* **The records**:
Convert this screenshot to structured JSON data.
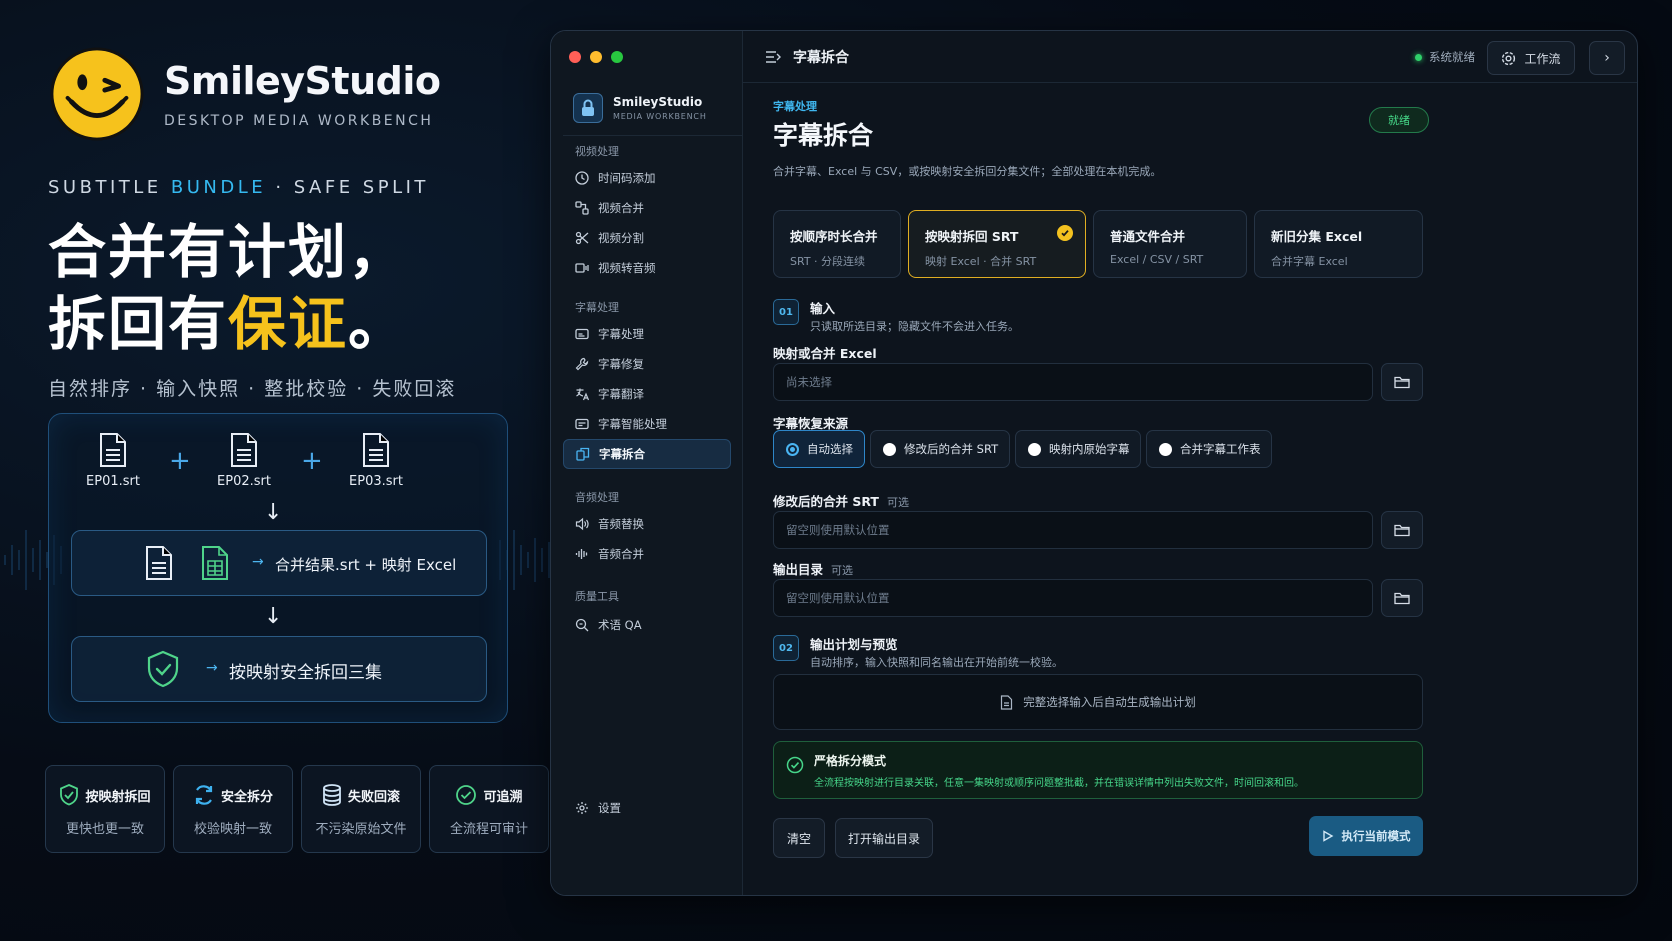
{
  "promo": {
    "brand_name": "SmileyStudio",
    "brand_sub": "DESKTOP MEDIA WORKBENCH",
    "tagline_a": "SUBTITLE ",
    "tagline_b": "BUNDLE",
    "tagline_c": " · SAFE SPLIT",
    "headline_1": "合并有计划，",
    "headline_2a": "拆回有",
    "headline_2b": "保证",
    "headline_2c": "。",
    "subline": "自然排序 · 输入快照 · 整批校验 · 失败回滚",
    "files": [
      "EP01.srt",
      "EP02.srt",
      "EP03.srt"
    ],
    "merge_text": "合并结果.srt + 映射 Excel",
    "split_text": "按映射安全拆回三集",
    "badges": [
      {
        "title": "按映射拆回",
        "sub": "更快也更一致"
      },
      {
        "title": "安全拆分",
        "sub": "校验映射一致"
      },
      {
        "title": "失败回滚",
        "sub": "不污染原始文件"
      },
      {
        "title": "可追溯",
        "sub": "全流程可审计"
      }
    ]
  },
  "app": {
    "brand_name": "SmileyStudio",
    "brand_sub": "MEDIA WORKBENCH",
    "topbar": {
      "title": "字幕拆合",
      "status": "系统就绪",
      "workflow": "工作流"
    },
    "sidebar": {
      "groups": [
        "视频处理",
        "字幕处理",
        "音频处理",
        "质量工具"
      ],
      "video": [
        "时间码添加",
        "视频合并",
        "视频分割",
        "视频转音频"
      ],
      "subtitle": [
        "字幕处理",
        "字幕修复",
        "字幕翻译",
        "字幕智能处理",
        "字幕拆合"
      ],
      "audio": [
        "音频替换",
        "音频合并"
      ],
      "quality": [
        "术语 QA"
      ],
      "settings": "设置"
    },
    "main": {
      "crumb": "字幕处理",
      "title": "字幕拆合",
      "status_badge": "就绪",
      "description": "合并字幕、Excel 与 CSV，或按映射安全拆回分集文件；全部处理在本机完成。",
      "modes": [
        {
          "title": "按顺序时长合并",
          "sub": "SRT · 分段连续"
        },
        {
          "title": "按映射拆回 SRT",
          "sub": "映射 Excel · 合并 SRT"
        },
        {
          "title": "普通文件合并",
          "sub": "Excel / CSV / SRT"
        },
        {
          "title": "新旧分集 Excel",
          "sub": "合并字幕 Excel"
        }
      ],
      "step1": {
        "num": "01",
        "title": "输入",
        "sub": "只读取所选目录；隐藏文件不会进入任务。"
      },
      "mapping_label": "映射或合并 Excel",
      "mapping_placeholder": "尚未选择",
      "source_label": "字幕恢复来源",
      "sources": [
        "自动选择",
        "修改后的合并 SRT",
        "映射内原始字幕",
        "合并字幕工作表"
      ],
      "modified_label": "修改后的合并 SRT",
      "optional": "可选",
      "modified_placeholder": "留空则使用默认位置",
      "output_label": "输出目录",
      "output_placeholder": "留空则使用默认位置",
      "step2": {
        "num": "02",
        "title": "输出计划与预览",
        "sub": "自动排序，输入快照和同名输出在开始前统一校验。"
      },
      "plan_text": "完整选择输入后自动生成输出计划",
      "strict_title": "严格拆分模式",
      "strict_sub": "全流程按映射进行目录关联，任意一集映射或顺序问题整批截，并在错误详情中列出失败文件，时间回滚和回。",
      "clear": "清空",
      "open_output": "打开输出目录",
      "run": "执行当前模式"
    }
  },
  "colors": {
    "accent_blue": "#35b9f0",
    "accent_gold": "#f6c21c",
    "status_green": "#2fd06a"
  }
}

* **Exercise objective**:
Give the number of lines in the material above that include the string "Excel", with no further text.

* **Solution for this problem**:
7